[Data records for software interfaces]
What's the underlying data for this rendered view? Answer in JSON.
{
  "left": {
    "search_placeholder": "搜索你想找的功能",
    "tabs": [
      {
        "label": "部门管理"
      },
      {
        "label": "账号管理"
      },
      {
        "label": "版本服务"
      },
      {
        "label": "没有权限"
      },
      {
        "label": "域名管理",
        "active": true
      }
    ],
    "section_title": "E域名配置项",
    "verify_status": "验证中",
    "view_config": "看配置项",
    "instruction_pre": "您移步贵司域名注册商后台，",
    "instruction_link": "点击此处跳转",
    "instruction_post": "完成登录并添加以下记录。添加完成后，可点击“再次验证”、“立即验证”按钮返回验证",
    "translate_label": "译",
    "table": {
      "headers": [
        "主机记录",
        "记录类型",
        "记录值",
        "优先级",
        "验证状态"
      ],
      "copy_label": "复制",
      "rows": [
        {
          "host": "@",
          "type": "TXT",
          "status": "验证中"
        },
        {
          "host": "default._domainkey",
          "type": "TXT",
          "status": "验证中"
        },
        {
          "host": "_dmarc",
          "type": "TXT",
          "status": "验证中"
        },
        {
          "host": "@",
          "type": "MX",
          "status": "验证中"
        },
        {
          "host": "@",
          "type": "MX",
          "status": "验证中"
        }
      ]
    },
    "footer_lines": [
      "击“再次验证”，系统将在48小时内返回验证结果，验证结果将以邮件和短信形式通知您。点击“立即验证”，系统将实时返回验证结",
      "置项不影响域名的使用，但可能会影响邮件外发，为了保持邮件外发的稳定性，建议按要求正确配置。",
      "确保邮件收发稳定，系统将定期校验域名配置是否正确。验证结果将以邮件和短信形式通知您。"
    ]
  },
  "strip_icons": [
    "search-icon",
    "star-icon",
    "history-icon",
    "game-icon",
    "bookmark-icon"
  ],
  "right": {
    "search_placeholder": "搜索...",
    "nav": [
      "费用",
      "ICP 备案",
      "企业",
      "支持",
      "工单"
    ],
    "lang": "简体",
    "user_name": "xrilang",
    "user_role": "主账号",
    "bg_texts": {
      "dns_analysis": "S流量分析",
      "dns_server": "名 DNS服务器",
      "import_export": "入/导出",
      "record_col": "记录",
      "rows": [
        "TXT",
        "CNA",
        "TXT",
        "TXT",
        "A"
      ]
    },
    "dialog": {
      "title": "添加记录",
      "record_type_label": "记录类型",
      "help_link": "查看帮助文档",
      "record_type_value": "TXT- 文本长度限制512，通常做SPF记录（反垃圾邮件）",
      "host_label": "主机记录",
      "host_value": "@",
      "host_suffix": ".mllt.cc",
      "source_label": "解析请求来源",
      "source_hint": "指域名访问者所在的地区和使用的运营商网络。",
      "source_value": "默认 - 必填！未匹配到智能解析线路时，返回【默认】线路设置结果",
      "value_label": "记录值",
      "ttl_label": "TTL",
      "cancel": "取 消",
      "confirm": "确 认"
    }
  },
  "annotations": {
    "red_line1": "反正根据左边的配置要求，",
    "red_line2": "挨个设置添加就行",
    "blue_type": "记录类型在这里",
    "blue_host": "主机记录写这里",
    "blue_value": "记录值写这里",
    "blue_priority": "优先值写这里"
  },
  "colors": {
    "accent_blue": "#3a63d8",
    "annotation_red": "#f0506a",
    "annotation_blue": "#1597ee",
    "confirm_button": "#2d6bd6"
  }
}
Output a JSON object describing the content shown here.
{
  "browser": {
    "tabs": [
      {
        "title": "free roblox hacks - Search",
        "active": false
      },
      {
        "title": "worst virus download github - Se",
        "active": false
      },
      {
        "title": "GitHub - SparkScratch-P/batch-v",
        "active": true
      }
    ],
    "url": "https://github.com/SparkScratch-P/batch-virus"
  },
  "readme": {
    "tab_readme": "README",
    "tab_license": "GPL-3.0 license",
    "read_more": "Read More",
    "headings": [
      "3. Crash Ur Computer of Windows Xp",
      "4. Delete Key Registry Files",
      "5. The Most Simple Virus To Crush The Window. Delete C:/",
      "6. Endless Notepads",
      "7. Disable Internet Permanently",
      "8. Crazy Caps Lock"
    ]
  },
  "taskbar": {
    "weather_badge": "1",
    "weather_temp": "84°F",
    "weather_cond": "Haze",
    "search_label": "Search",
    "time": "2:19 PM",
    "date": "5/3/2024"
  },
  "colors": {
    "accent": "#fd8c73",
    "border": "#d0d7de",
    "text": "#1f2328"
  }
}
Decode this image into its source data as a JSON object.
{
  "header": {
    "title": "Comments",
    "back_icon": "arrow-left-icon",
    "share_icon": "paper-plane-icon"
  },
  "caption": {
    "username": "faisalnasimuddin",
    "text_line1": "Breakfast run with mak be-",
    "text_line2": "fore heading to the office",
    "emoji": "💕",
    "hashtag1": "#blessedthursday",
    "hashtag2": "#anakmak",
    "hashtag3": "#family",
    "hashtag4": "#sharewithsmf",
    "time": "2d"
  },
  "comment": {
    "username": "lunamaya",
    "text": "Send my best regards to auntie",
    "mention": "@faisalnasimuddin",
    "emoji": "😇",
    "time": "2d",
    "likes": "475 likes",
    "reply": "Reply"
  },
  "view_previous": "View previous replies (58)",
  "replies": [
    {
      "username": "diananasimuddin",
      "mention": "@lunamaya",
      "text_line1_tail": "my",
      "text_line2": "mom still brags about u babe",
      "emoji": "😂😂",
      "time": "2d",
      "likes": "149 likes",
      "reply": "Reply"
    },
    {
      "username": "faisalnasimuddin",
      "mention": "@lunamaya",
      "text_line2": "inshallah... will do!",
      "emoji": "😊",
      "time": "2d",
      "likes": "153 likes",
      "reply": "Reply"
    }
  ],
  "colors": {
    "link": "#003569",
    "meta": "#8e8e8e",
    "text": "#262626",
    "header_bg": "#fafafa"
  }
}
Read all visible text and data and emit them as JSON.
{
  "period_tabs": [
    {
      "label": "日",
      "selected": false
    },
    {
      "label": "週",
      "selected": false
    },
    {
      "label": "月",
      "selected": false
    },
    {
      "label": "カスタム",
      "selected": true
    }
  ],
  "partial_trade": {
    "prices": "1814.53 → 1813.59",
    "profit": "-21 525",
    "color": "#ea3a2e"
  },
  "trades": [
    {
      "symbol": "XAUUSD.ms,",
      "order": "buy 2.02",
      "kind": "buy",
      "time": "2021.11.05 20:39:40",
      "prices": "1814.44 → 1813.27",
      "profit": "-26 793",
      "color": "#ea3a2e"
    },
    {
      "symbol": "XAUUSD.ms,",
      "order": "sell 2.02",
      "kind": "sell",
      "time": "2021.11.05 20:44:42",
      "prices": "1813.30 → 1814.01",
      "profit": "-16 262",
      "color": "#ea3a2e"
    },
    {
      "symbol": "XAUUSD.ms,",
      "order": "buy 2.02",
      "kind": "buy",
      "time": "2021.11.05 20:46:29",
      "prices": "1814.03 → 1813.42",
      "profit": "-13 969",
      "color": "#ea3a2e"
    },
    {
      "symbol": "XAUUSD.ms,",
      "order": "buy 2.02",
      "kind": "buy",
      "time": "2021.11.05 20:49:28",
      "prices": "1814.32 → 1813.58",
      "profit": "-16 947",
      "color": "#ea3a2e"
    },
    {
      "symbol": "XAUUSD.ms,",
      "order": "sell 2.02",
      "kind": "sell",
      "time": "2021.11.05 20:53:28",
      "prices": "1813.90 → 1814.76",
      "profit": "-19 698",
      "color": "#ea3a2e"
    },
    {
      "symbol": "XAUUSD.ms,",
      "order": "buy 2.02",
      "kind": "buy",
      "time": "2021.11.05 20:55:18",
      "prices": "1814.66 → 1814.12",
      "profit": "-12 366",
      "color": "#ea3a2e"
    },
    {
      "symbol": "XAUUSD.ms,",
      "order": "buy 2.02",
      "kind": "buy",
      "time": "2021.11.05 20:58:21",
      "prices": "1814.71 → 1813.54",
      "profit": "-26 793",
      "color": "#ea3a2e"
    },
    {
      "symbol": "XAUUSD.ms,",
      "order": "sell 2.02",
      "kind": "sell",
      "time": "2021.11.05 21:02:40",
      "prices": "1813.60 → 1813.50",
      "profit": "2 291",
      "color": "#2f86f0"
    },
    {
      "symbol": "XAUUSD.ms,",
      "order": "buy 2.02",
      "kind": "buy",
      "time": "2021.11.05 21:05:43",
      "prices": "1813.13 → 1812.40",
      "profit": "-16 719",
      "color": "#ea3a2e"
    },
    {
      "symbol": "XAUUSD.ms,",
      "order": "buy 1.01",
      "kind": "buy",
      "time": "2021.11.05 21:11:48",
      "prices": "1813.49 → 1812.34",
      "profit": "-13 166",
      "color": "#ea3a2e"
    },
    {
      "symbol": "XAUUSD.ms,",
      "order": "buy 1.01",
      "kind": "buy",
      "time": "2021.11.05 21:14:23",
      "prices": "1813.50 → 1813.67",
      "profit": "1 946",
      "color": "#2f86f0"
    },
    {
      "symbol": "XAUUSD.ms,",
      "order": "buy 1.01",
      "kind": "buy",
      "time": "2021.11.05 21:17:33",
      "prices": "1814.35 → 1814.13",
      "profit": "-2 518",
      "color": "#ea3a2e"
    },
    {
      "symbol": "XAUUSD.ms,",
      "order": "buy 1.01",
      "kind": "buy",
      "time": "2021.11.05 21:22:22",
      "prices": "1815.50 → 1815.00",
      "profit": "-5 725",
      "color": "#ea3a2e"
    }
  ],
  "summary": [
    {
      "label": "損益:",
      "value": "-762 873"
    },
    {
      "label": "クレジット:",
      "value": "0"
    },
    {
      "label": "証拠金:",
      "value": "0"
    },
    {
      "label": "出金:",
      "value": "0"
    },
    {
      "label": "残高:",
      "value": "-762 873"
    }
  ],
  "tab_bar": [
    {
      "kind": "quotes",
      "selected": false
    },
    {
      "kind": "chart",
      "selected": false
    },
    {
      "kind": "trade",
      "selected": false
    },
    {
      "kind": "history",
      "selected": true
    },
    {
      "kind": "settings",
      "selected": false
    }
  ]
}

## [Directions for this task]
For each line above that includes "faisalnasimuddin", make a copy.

## [Exercise output]
    "username": "faisalnasimuddin",
    "mention": "@faisalnasimuddin",
      "username": "faisalnasimuddin",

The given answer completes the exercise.